Number of lines with "icon" in the listing: report it, and nothing else.

──────

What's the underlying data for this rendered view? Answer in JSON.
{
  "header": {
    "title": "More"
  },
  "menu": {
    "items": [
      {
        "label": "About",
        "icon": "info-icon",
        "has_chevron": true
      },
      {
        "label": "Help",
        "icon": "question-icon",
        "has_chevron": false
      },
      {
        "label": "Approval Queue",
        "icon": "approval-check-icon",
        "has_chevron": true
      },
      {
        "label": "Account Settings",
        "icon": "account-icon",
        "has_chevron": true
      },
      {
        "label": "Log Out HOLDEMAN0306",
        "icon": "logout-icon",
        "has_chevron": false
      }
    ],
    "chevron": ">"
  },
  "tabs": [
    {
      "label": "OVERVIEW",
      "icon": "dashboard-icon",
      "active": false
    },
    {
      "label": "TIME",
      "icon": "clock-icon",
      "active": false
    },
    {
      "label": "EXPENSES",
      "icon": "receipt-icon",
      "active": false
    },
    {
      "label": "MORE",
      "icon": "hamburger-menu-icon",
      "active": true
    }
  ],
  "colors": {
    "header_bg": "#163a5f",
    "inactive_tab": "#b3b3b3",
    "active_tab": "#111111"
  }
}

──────

» **FINISHED EXERCISE**:
9